For copper, I include two Multi-Factor models. The first, which is fully comprehensive, indicates a fair copper price of $2.616, down towards this year's lows. The "Ex-Sent" model assesses fair value if market sentiment were to return to neutral. While this pegs fair value slightly higher at $2.685, I don't think "neutral sentiment" would be warranted given the backdrop I've laid out, so I'm more inclined to side with the lower fair valuation.
For oil, I include three Multi-Factor models with fair values that range from $44.33 to $51.68. Without getting into the nuances that separate the models, the signal is clear: crude oil is rich and seemingly priced for perfection (and then some).
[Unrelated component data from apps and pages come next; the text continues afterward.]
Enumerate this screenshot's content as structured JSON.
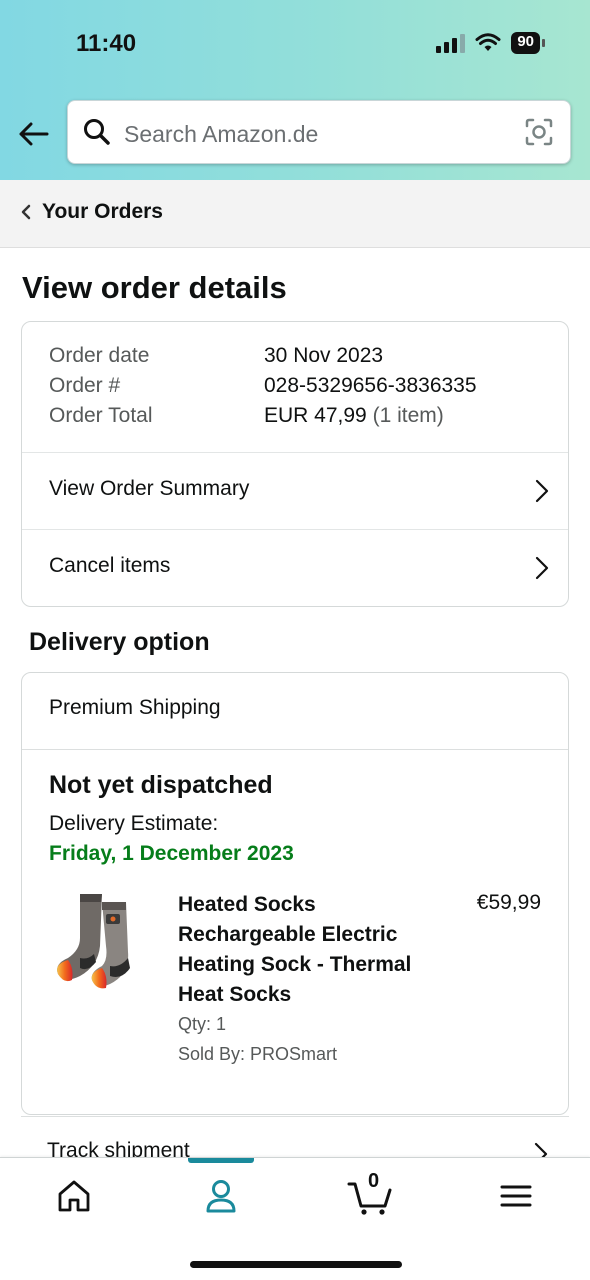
{
  "status_bar": {
    "time": "11:40",
    "battery": "90"
  },
  "search": {
    "placeholder": "Search Amazon.de"
  },
  "breadcrumb": {
    "label": "Your Orders"
  },
  "page": {
    "title": "View order details"
  },
  "order": {
    "rows": [
      {
        "label": "Order date",
        "value": "30 Nov 2023"
      },
      {
        "label": "Order #",
        "value": "028-5329656-3836335"
      },
      {
        "label": "Order Total",
        "value": "EUR 47,99",
        "extra": "(1 item)"
      }
    ],
    "links": {
      "summary": "View Order Summary",
      "cancel": "Cancel items"
    }
  },
  "delivery": {
    "section_title": "Delivery option",
    "method": "Premium Shipping",
    "status": "Not yet dispatched",
    "estimate_label": "Delivery Estimate:",
    "estimate_date": "Friday, 1 December 2023",
    "estimate_color": "#067d1a"
  },
  "product": {
    "title": "Heated Socks Rechargeable Electric Heating Sock - Thermal Heat Socks",
    "price": "€59,99",
    "qty": "Qty: 1",
    "seller": "Sold By: PROSmart"
  },
  "track": {
    "label": "Track shipment"
  },
  "nav": {
    "items": [
      "home-icon",
      "user-icon",
      "cart-icon",
      "menu-icon"
    ],
    "cart_count": "0",
    "active_color": "#1a8a9c"
  }
}
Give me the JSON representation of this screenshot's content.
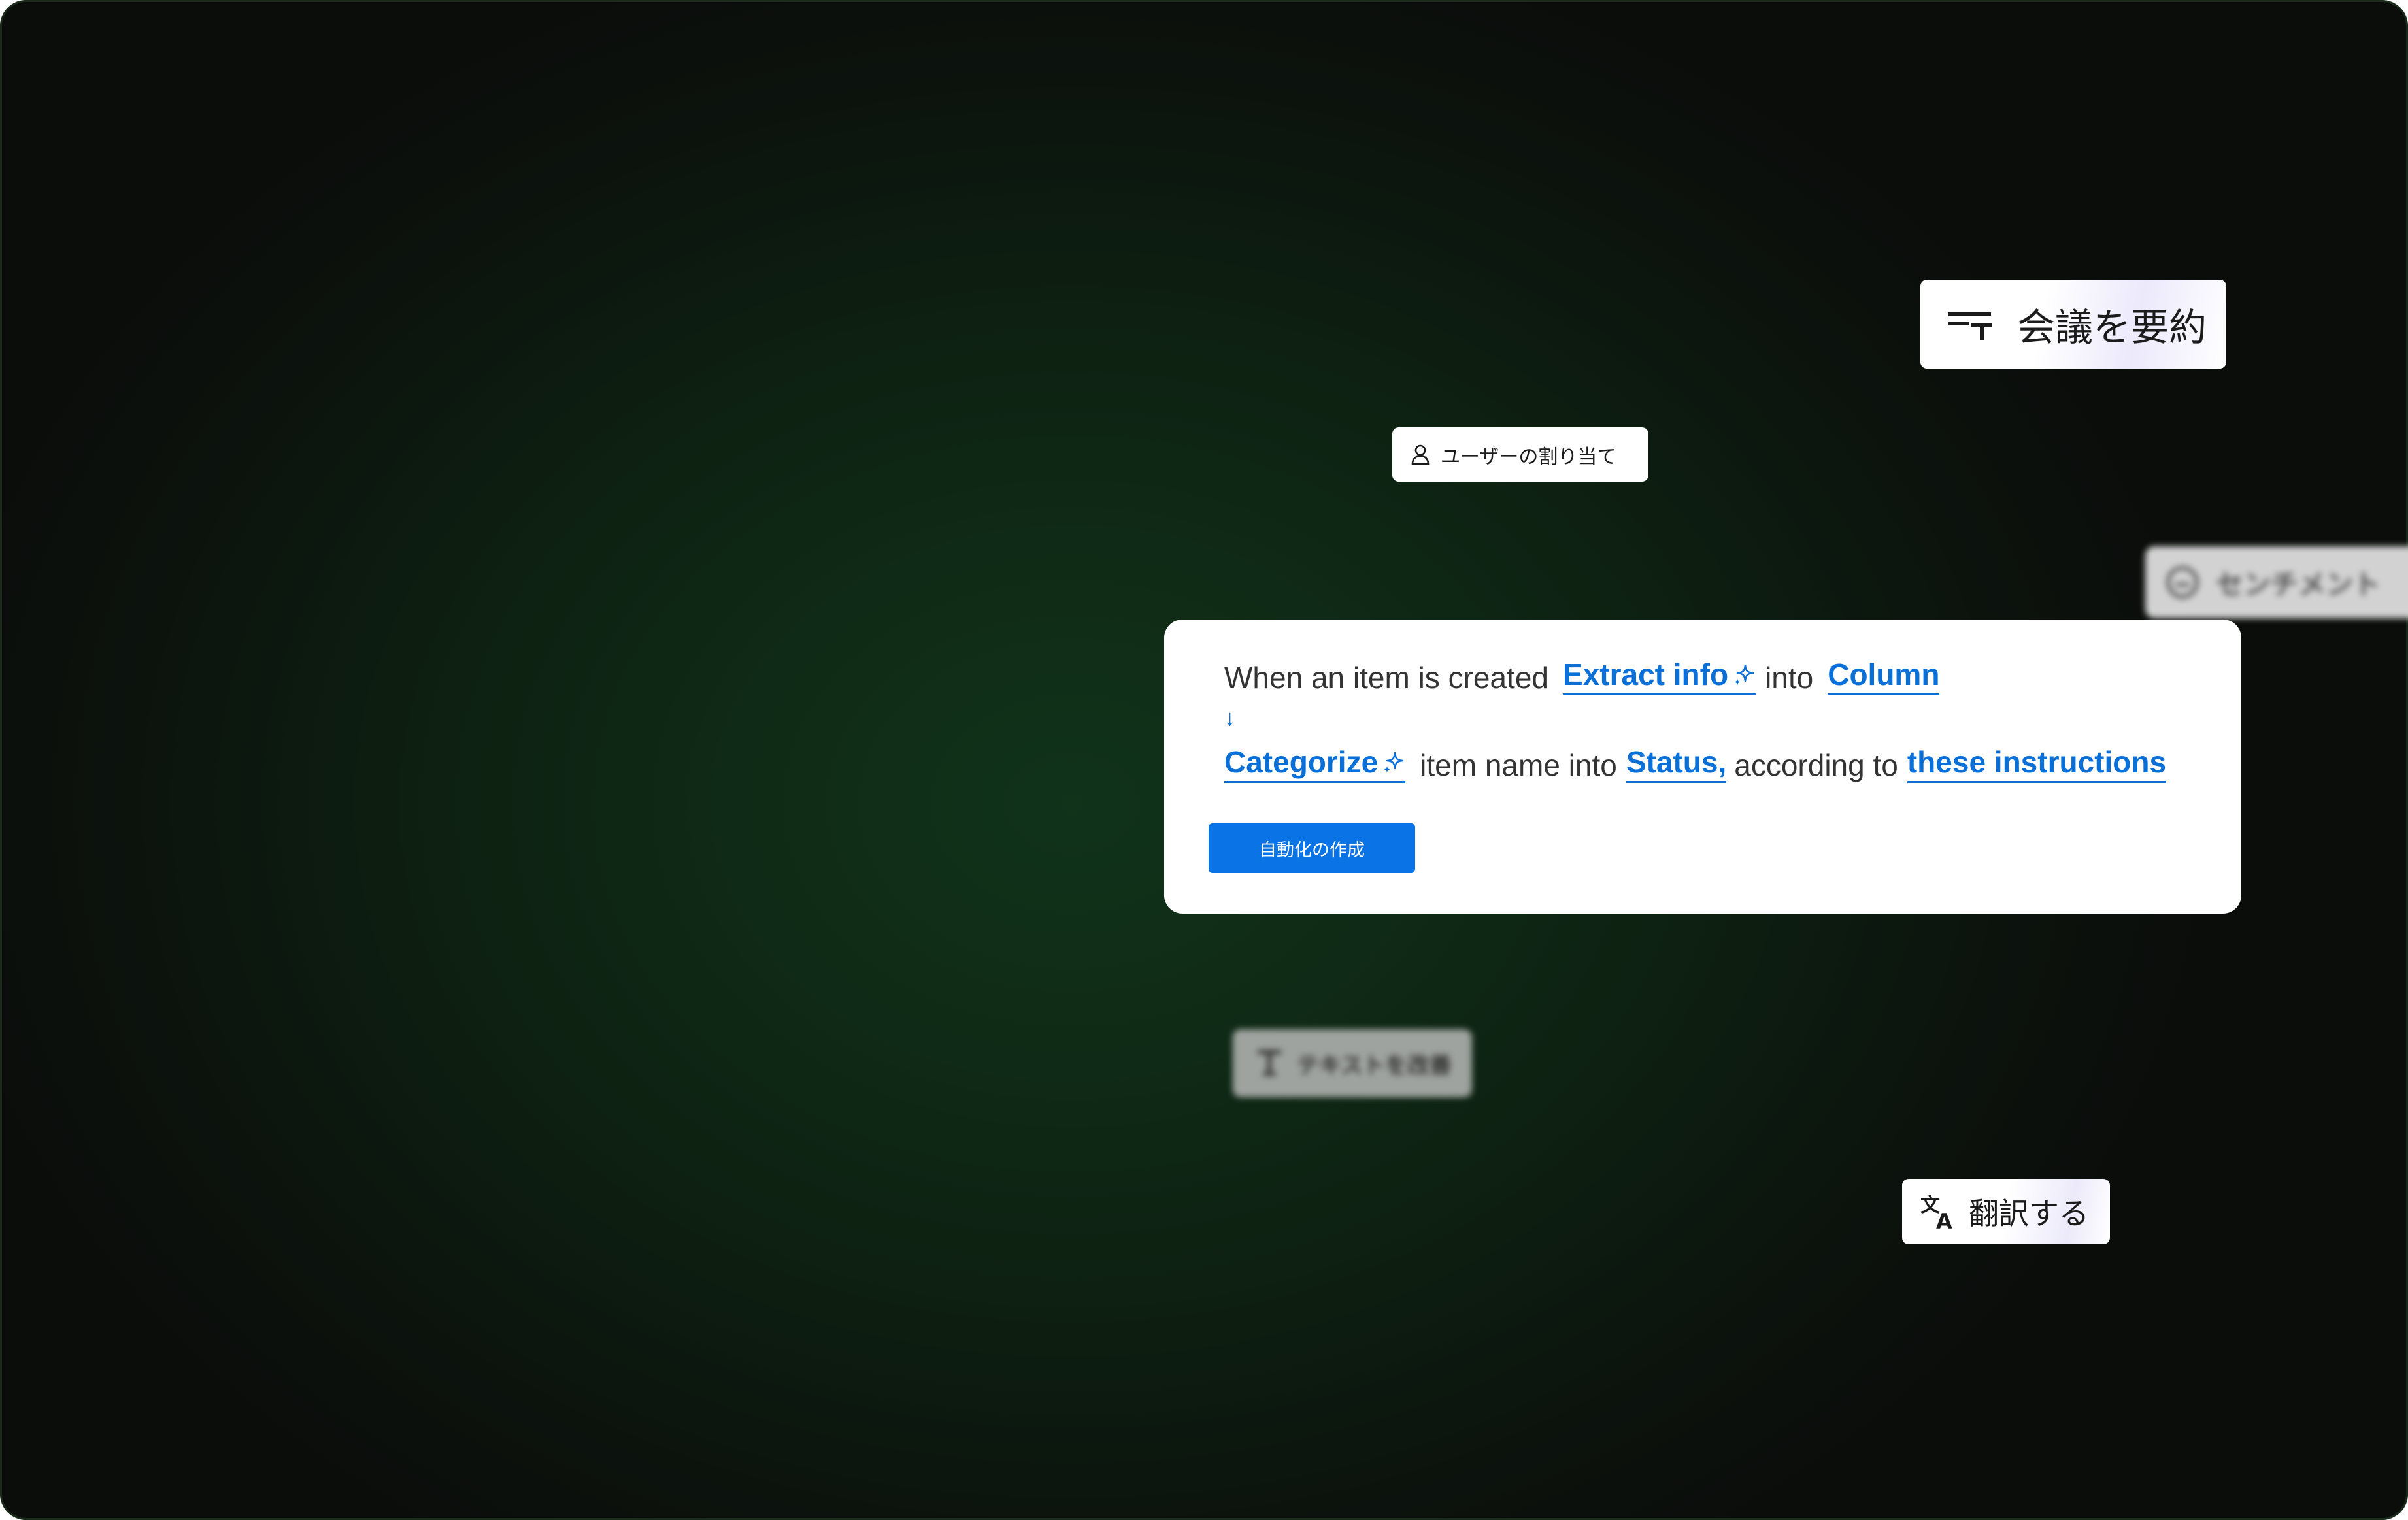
{
  "chips": {
    "summarize": {
      "label": "会議を要約",
      "icon": "text-summary-icon"
    },
    "assign": {
      "label": "ユーザーの割り当て",
      "icon": "person-icon"
    },
    "sentiment": {
      "label": "センチメント",
      "icon": "smiley-icon"
    },
    "improve": {
      "label": "テキストを改善",
      "icon": "text-t-icon"
    },
    "translate": {
      "label": "翻訳する",
      "icon": "translate-icon"
    }
  },
  "automation": {
    "line1": {
      "prefix": "When an item is created",
      "action": "Extract info",
      "mid": "into",
      "target": "Column"
    },
    "arrow": "↓",
    "line2": {
      "action": "Categorize",
      "mid1": "item name into",
      "target": "Status,",
      "mid2": "according to",
      "link": "these instructions"
    },
    "button_label": "自動化の作成"
  },
  "colors": {
    "accent": "#0a6fd6",
    "button": "#0a73e6",
    "background": "#0f2a16"
  }
}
The precious metals are less overvalued (gold fair value: $1,267-1,308, silver: $14.44-14.98), but this is predicated on sentiment and inflation expectations remaining relatively strong. If oil and the industrial metals drop, I expect them to be a drag on gold and silver as well. This may be somewhat counterintuitive, as the weak industrial commodity narrative is anchored to a weak global economy, which is typically associated with flows into haven assets. However, I see the current transmission mechanism as weak industrial economy dictates low industrial commodity prices, which dictate lower inflation expectations, and thus lower precious metal prices. Add in a US dollar that still appears to be subject to a more hawkish central bank than its competitors, and you have a pretty bearish cocktail for precious metals and commodity prices more broadly.
While the perceived shift toward reflationary policies has received much of the credit for the recent rise in some industrial commodity prices, an array of independent supply pressures and expectations seems to be more directly responsible for the rally. At this point, the reflation story is speculative at best, and it will be some time before we have clarity on the actual policies and their impacts. The macro backdrop is decisively bearish in both level and direction, and my metrics of fair value add to a bearish narrative for the industrial commodity complex. My view is that these commodities are priced for perfection and then some, but given the tight visible inventories in some of the industrial metals, it's important to proceed with caution before aggressively fading rallies. I'm maintaining a bearish bias and looking for technical signals to enter shorts.
As industrial commodities are input costs to a wide variety of goods, their price appreciation feeds into inflation expectations. This in turn prompts a rise in precious metals given their desirability as a hedge to inflation. While gold and silver valuations appear more appropriate than the industrial metals, they are predicated on maintaining inflation expectations and sentiment at current levels. Given my bearish view on industrial commodities, I view the balance of risks for these factors as weighted towards the downside as well.
Disclosure: I/we have no positions in any stocks mentioned, and no plans to initiate any positions within the next 72 hours. I wrote this article myself, and it expresses my own opinions. I am not receiving compensation for it. I have no business relationship with any company whose stock is mentioned in this article.